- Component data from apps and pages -
====
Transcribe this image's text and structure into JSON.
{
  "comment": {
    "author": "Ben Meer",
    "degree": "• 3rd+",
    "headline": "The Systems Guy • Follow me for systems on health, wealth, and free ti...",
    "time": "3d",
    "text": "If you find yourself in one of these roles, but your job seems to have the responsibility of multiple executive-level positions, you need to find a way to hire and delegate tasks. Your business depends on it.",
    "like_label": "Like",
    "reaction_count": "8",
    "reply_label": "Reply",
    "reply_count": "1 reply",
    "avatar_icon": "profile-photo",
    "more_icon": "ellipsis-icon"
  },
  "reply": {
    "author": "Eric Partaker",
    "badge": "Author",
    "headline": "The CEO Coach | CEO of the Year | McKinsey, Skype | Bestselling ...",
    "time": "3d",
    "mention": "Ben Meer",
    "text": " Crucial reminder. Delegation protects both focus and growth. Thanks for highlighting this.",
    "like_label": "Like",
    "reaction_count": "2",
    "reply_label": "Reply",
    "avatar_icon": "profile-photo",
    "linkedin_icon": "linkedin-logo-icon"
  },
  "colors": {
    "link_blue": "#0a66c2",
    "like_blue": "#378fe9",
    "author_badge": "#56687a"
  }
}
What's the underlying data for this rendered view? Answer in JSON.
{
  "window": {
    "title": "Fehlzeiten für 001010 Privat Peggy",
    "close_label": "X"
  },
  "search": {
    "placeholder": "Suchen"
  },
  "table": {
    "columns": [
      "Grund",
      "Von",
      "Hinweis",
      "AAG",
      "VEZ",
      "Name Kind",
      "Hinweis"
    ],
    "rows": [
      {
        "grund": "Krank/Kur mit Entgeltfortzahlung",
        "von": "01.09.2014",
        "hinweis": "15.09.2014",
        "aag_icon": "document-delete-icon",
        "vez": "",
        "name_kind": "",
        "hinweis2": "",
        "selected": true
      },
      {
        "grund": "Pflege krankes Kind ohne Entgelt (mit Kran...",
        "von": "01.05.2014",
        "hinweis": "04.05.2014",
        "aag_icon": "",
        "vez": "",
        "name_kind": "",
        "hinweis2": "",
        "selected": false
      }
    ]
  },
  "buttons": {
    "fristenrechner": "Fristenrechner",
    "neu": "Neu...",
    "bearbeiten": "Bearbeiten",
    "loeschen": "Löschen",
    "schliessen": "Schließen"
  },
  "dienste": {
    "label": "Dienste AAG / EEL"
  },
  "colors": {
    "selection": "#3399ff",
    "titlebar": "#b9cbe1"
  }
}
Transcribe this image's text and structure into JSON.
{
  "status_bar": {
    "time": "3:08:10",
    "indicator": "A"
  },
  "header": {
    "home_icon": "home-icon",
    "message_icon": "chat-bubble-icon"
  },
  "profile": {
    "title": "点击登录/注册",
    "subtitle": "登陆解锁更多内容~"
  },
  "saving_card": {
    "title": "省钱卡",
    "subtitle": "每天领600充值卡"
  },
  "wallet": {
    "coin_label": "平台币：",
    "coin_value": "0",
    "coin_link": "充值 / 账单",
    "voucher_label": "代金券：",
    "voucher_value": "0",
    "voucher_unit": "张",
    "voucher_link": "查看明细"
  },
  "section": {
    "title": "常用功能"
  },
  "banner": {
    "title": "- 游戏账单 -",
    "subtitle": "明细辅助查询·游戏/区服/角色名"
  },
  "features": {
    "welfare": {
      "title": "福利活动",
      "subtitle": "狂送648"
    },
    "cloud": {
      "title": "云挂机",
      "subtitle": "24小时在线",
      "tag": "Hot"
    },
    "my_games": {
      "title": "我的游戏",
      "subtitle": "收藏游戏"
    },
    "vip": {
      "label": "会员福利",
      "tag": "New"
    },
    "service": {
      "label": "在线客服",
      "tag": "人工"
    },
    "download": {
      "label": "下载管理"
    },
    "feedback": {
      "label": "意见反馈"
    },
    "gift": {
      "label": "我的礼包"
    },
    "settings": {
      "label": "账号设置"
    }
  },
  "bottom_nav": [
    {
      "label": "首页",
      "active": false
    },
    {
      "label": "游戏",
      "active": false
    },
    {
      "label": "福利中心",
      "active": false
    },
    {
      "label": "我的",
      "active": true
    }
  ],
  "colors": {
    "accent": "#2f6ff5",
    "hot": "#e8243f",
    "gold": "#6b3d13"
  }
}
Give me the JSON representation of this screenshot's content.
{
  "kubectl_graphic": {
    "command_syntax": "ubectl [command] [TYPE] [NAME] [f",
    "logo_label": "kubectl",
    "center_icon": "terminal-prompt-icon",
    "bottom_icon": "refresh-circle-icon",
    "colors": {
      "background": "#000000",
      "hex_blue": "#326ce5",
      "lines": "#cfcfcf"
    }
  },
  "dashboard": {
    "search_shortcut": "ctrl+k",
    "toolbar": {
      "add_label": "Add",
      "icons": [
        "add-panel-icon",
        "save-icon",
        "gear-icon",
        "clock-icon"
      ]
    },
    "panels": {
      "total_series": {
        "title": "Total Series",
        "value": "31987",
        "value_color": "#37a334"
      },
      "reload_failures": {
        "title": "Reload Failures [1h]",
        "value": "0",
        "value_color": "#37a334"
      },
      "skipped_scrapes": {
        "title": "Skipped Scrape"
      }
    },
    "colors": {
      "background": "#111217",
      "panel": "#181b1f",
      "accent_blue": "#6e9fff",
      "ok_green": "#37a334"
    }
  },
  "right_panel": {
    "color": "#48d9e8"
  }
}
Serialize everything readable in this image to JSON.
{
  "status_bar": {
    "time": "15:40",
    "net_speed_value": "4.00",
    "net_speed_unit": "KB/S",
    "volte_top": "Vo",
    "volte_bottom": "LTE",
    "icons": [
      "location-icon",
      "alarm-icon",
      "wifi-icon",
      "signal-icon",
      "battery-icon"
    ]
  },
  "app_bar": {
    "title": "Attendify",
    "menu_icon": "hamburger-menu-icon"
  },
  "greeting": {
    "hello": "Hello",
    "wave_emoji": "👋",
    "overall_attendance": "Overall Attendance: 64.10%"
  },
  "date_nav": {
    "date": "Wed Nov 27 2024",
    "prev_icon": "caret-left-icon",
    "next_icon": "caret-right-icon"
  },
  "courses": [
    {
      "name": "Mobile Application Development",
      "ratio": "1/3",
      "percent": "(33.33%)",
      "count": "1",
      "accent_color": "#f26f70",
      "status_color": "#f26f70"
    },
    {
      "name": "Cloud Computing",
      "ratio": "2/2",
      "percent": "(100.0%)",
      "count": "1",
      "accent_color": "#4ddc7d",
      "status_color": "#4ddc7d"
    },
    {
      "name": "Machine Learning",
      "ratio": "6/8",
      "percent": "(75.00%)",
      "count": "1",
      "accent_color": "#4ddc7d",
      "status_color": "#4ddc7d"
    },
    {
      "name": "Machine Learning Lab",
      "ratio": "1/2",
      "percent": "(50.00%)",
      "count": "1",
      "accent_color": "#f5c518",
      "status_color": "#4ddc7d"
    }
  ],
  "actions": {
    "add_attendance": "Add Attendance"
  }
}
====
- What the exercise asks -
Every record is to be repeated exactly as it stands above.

- Answer area -
Transcribe this image's text and structure into JSON.
{
  "comment": {
    "author": "Ben Meer",
    "degree": "• 3rd+",
    "headline": "The Systems Guy • Follow me for systems on health, wealth, and free ti...",
    "time": "3d",
    "text": "If you find yourself in one of these roles, but your job seems to have the responsibility of multiple executive-level positions, you need to find a way to hire and delegate tasks. Your business depends on it.",
    "like_label": "Like",
    "reaction_count": "8",
    "reply_label": "Reply",
    "reply_count": "1 reply",
    "avatar_icon": "profile-photo",
    "more_icon": "ellipsis-icon"
  },
  "reply": {
    "author": "Eric Partaker",
    "badge": "Author",
    "headline": "The CEO Coach | CEO of the Year | McKinsey, Skype | Bestselling ...",
    "time": "3d",
    "mention": "Ben Meer",
    "text": " Crucial reminder. Delegation protects both focus and growth. Thanks for highlighting this.",
    "like_label": "Like",
    "reaction_count": "2",
    "reply_label": "Reply",
    "avatar_icon": "profile-photo",
    "linkedin_icon": "linkedin-logo-icon"
  },
  "colors": {
    "link_blue": "#0a66c2",
    "like_blue": "#378fe9",
    "author_badge": "#56687a"
  }
}
What's the underlying data for this rendered view? Answer in JSON.
{
  "window": {
    "title": "Fehlzeiten für 001010 Privat Peggy",
    "close_label": "X"
  },
  "search": {
    "placeholder": "Suchen"
  },
  "table": {
    "columns": [
      "Grund",
      "Von",
      "Hinweis",
      "AAG",
      "VEZ",
      "Name Kind",
      "Hinweis"
    ],
    "rows": [
      {
        "grund": "Krank/Kur mit Entgeltfortzahlung",
        "von": "01.09.2014",
        "hinweis": "15.09.2014",
        "aag_icon": "document-delete-icon",
        "vez": "",
        "name_kind": "",
        "hinweis2": "",
        "selected": true
      },
      {
        "grund": "Pflege krankes Kind ohne Entgelt (mit Kran...",
        "von": "01.05.2014",
        "hinweis": "04.05.2014",
        "aag_icon": "",
        "vez": "",
        "name_kind": "",
        "hinweis2": "",
        "selected": false
      }
    ]
  },
  "buttons": {
    "fristenrechner": "Fristenrechner",
    "neu": "Neu...",
    "bearbeiten": "Bearbeiten",
    "loeschen": "Löschen",
    "schliessen": "Schließen"
  },
  "dienste": {
    "label": "Dienste AAG / EEL"
  },
  "colors": {
    "selection": "#3399ff",
    "titlebar": "#b9cbe1"
  }
}
Transcribe this image's text and structure into JSON.
{
  "status_bar": {
    "time": "3:08:10",
    "indicator": "A"
  },
  "header": {
    "home_icon": "home-icon",
    "message_icon": "chat-bubble-icon"
  },
  "profile": {
    "title": "点击登录/注册",
    "subtitle": "登陆解锁更多内容~"
  },
  "saving_card": {
    "title": "省钱卡",
    "subtitle": "每天领600充值卡"
  },
  "wallet": {
    "coin_label": "平台币：",
    "coin_value": "0",
    "coin_link": "充值 / 账单",
    "voucher_label": "代金券：",
    "voucher_value": "0",
    "voucher_unit": "张",
    "voucher_link": "查看明细"
  },
  "section": {
    "title": "常用功能"
  },
  "banner": {
    "title": "- 游戏账单 -",
    "subtitle": "明细辅助查询·游戏/区服/角色名"
  },
  "features": {
    "welfare": {
      "title": "福利活动",
      "subtitle": "狂送648"
    },
    "cloud": {
      "title": "云挂机",
      "subtitle": "24小时在线",
      "tag": "Hot"
    },
    "my_games": {
      "title": "我的游戏",
      "subtitle": "收藏游戏"
    },
    "vip": {
      "label": "会员福利",
      "tag": "New"
    },
    "service": {
      "label": "在线客服",
      "tag": "人工"
    },
    "download": {
      "label": "下载管理"
    },
    "feedback": {
      "label": "意见反馈"
    },
    "gift": {
      "label": "我的礼包"
    },
    "settings": {
      "label": "账号设置"
    }
  },
  "bottom_nav": [
    {
      "label": "首页",
      "active": false
    },
    {
      "label": "游戏",
      "active": false
    },
    {
      "label": "福利中心",
      "active": false
    },
    {
      "label": "我的",
      "active": true
    }
  ],
  "colors": {
    "accent": "#2f6ff5",
    "hot": "#e8243f",
    "gold": "#6b3d13"
  }
}
Give me the JSON representation of this screenshot's content.
{
  "kubectl_graphic": {
    "command_syntax": "ubectl [command] [TYPE] [NAME] [f",
    "logo_label": "kubectl",
    "center_icon": "terminal-prompt-icon",
    "bottom_icon": "refresh-circle-icon",
    "colors": {
      "background": "#000000",
      "hex_blue": "#326ce5",
      "lines": "#cfcfcf"
    }
  },
  "dashboard": {
    "search_shortcut": "ctrl+k",
    "toolbar": {
      "add_label": "Add",
      "icons": [
        "add-panel-icon",
        "save-icon",
        "gear-icon",
        "clock-icon"
      ]
    },
    "panels": {
      "total_series": {
        "title": "Total Series",
        "value": "31987",
        "value_color": "#37a334"
      },
      "reload_failures": {
        "title": "Reload Failures [1h]",
        "value": "0",
        "value_color": "#37a334"
      },
      "skipped_scrapes": {
        "title": "Skipped Scrape"
      }
    },
    "colors": {
      "background": "#111217",
      "panel": "#181b1f",
      "accent_blue": "#6e9fff",
      "ok_green": "#37a334"
    }
  },
  "right_panel": {
    "color": "#48d9e8"
  }
}
Serialize everything readable in this image to JSON.
{
  "status_bar": {
    "time": "15:40",
    "net_speed_value": "4.00",
    "net_speed_unit": "KB/S",
    "volte_top": "Vo",
    "volte_bottom": "LTE",
    "icons": [
      "location-icon",
      "alarm-icon",
      "wifi-icon",
      "signal-icon",
      "battery-icon"
    ]
  },
  "app_bar": {
    "title": "Attendify",
    "menu_icon": "hamburger-menu-icon"
  },
  "greeting": {
    "hello": "Hello",
    "wave_emoji": "👋",
    "overall_attendance": "Overall Attendance: 64.10%"
  },
  "date_nav": {
    "date": "Wed Nov 27 2024",
    "prev_icon": "caret-left-icon",
    "next_icon": "caret-right-icon"
  },
  "courses": [
    {
      "name": "Mobile Application Development",
      "ratio": "1/3",
      "percent": "(33.33%)",
      "count": "1",
      "accent_color": "#f26f70",
      "status_color": "#f26f70"
    },
    {
      "name": "Cloud Computing",
      "ratio": "2/2",
      "percent": "(100.0%)",
      "count": "1",
      "accent_color": "#4ddc7d",
      "status_color": "#4ddc7d"
    },
    {
      "name": "Machine Learning",
      "ratio": "6/8",
      "percent": "(75.00%)",
      "count": "1",
      "accent_color": "#4ddc7d",
      "status_color": "#4ddc7d"
    },
    {
      "name": "Machine Learning Lab",
      "ratio": "1/2",
      "percent": "(50.00%)",
      "count": "1",
      "accent_color": "#f5c518",
      "status_color": "#4ddc7d"
    }
  ],
  "actions": {
    "add_attendance": "Add Attendance"
  }
}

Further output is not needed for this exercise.